Rhode Island Cautious on Online Gambling

Rhode Island Cautious on Online GamblingRhode Island has moved slowly on the idea of expanding its gambling offerings to include the Internet, but may be prompted by neighboring states to move faster.

Currently anticipating its land-based casino revenue in fiscal 2014 to reach roughly $330 million, Rhode Island is expecting that number to be cut by almost 25% once the neighboring state of Massachusetts completes its brick and mortar casino expansion. The Bay State is on track to open three casinos and one slots parlor by 2016 that will undoubtedly siphon a good number of customers who currently patronize the Twin River and Newport Grand casinos in Rhode Island.

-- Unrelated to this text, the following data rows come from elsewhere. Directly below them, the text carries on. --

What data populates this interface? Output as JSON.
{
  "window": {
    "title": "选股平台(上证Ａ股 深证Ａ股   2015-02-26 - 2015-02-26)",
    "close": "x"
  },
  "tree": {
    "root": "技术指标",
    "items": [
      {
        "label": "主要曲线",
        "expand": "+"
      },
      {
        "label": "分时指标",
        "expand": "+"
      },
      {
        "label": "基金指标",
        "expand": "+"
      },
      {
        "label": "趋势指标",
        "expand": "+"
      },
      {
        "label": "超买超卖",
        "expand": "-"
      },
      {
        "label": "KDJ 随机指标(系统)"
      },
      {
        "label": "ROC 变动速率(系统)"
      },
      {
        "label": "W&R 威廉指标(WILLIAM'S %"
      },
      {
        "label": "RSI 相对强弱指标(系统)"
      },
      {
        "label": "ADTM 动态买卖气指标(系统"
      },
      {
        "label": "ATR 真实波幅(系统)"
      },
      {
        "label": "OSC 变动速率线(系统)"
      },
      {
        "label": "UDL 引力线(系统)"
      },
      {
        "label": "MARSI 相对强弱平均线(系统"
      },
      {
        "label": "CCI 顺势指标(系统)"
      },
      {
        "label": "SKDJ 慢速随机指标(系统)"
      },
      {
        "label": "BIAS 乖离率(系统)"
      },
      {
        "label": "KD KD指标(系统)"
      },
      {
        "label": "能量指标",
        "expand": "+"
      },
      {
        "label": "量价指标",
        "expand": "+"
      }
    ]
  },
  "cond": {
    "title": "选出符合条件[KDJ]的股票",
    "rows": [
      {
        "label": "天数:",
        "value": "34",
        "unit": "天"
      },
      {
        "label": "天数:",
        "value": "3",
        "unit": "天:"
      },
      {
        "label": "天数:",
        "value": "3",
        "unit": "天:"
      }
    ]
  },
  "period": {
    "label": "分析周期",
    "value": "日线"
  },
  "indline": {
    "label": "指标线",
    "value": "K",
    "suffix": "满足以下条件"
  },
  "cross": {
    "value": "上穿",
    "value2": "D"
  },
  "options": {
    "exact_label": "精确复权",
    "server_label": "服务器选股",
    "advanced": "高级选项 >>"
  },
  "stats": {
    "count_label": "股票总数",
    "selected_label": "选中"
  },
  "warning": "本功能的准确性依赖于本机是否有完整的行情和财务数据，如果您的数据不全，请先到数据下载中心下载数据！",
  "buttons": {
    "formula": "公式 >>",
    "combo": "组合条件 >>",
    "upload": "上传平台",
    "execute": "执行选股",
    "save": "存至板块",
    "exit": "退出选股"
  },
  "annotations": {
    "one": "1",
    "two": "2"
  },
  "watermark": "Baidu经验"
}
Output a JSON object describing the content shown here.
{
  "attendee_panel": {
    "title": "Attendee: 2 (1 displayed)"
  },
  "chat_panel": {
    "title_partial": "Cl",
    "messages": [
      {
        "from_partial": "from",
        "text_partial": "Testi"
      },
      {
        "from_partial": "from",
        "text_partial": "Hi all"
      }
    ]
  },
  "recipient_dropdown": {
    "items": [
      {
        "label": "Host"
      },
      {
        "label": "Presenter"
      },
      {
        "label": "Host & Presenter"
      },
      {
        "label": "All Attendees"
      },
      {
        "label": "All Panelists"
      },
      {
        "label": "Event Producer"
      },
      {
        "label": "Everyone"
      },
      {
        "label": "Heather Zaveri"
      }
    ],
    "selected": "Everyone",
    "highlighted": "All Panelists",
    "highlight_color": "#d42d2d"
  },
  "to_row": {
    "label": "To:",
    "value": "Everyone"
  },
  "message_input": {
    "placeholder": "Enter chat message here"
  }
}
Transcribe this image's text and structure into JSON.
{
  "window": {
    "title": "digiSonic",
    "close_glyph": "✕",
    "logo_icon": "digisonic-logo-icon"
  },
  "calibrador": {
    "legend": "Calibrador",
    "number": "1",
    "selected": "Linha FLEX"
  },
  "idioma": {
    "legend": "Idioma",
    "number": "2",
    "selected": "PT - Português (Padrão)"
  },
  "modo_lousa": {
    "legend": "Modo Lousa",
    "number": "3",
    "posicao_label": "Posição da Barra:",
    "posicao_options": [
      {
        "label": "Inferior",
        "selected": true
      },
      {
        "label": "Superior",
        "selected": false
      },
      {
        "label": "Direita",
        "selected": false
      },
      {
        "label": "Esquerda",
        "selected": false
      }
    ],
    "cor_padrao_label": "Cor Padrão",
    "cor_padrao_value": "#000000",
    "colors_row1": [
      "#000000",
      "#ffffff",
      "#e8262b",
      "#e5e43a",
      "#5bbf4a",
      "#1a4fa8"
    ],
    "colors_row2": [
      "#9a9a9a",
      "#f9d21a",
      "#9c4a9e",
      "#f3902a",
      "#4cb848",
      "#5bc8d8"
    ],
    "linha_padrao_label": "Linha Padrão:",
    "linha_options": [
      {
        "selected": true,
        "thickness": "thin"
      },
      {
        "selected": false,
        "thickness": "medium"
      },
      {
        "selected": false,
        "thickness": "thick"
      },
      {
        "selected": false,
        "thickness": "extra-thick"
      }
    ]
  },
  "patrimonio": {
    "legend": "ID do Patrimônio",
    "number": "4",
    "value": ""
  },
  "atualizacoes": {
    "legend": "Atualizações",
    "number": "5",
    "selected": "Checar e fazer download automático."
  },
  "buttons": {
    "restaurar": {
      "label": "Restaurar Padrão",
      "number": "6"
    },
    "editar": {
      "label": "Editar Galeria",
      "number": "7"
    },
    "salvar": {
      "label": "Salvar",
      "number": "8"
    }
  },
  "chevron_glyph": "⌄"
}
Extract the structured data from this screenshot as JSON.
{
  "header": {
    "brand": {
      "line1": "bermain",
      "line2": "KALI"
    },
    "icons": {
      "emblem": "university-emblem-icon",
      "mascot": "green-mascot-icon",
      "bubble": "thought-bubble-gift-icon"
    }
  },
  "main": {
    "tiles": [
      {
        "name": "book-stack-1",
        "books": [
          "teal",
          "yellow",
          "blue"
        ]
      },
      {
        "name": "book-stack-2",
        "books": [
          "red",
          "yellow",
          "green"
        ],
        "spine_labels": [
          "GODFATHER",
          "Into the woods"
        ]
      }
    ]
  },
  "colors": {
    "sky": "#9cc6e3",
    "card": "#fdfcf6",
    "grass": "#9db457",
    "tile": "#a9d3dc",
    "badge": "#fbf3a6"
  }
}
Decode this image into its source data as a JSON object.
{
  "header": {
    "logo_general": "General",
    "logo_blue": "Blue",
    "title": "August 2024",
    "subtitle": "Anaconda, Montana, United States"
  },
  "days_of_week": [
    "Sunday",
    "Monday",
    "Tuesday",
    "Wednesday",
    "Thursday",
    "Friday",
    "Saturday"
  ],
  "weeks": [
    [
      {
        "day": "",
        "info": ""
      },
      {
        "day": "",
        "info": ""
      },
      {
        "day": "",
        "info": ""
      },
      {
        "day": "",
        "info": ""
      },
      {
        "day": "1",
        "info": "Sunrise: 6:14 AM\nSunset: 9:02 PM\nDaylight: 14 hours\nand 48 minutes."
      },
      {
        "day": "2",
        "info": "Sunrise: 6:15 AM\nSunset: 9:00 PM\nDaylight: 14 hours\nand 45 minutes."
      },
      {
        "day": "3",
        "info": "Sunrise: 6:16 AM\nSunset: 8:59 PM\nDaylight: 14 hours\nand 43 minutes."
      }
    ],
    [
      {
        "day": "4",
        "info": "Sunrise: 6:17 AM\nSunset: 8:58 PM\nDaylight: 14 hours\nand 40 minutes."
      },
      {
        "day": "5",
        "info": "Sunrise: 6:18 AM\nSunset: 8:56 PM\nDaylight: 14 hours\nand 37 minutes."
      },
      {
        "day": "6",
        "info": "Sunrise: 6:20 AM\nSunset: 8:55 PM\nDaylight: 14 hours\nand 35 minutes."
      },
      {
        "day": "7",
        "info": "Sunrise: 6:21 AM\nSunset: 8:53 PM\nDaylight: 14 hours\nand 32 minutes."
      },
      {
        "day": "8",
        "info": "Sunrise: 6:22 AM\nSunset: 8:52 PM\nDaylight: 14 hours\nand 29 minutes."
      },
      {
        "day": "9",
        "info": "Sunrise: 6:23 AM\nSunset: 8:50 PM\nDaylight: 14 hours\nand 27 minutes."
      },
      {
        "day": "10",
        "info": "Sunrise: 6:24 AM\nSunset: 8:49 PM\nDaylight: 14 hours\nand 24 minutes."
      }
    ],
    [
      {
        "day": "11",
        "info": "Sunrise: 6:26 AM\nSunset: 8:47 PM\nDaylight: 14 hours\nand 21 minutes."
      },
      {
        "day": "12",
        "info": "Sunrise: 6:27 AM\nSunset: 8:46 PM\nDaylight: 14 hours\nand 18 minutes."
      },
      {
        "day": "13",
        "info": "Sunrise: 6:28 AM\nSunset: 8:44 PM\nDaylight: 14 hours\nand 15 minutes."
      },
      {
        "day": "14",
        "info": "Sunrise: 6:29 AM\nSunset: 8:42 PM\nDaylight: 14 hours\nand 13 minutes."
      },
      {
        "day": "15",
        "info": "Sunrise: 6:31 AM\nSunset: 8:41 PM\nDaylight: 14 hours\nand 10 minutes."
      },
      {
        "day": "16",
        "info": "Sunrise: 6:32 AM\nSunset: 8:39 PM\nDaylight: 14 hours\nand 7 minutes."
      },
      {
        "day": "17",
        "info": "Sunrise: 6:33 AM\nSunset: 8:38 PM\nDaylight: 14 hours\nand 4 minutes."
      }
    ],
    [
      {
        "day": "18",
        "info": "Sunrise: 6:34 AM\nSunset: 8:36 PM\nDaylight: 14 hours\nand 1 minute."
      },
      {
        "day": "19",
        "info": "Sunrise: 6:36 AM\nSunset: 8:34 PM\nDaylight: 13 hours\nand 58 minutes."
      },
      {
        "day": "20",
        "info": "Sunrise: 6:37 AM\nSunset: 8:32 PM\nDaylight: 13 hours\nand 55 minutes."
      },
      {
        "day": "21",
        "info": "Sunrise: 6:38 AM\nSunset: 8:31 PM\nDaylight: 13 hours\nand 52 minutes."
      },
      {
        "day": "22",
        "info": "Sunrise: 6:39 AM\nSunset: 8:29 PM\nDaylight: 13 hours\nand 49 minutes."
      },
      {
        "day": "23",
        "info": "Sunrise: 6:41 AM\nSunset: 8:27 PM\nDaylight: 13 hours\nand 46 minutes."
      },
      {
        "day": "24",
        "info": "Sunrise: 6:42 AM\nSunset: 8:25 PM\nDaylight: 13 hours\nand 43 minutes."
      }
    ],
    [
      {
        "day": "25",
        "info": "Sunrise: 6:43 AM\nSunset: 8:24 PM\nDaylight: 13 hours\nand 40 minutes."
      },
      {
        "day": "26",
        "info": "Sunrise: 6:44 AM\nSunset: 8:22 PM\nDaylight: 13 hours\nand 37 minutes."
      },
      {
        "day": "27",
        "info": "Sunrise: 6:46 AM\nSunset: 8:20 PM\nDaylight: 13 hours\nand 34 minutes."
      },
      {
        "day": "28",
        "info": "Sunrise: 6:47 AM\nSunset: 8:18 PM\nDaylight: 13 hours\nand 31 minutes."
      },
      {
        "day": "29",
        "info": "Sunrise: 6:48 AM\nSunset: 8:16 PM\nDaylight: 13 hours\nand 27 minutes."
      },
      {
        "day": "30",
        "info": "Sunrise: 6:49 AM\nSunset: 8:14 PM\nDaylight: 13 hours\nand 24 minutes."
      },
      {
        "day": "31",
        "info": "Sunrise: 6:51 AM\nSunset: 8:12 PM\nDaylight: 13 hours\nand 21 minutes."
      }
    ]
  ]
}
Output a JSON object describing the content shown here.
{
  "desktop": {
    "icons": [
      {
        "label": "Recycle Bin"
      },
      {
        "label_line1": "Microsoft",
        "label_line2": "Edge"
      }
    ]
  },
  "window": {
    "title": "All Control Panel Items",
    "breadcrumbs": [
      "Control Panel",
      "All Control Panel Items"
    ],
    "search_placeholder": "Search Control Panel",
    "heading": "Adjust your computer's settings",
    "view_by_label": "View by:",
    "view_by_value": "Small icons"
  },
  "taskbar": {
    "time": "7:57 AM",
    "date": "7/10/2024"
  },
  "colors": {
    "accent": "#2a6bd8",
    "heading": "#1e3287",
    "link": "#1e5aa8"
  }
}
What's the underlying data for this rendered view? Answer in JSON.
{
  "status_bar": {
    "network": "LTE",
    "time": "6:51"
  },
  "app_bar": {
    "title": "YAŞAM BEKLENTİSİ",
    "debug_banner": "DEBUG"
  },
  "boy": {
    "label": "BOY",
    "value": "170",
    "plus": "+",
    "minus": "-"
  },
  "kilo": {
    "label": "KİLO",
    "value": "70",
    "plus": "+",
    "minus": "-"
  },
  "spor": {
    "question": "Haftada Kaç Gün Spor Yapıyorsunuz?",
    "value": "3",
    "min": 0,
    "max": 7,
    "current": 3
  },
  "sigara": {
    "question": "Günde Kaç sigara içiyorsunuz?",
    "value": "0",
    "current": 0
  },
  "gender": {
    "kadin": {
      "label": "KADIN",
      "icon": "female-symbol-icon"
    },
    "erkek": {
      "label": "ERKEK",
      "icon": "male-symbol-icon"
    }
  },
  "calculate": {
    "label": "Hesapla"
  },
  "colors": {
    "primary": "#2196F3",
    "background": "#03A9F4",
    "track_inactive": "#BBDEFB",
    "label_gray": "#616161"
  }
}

That may force Rhode Island state officials to take a closer look at online poker and gambling to recoup some of those losses. Those officials have studied the possibility of adding online gambling action to the mix, but progress has not advanced beyond the stage of exploration for a number of reasons.

The main reason, similar to a number of other states that have been hesitant in taking the plunge into online gambling regulation, is the fear that Internet gambling would cannibalize the current profits seen from land-based gaming operations. That includes an expected decrease in lottery sales should online gambling be made available to Rhode Islanders.

According to Rhode Island Lottery Director Gerald S. Aubin, a number of small retail outlets and convenience stores are extremely dependent upon the proceeds from lottery sales. And with the population of Rhode Island at only slightly more than one million, Aubin is concerned that offering a full slate of online casino games “wouldn’t generate enough money,” he told the Providence Journal.

On the other hand, should Rhode Island consider restricting its online offerings to poker, Aubin believes that a “substantial” amount of revenue could be generated. Such an endeavor would not be problem-free, however, and would require the approval of voters statewide.

Currently, Rhode Island is highly dependent on funds obtained from gambling, as casino and lottery revenue comes in third among the state’s greatest sources of funds. That stream of cash will take a severe hit in 2016 when Massachusetts has its new casinos up and running.

For now, Rhode Island officials seem content with the status quo. But the gambling revenue situation will look entirely different in two short years. Chances are that state legislators will study online gambling possibilities with greater intensity in the future.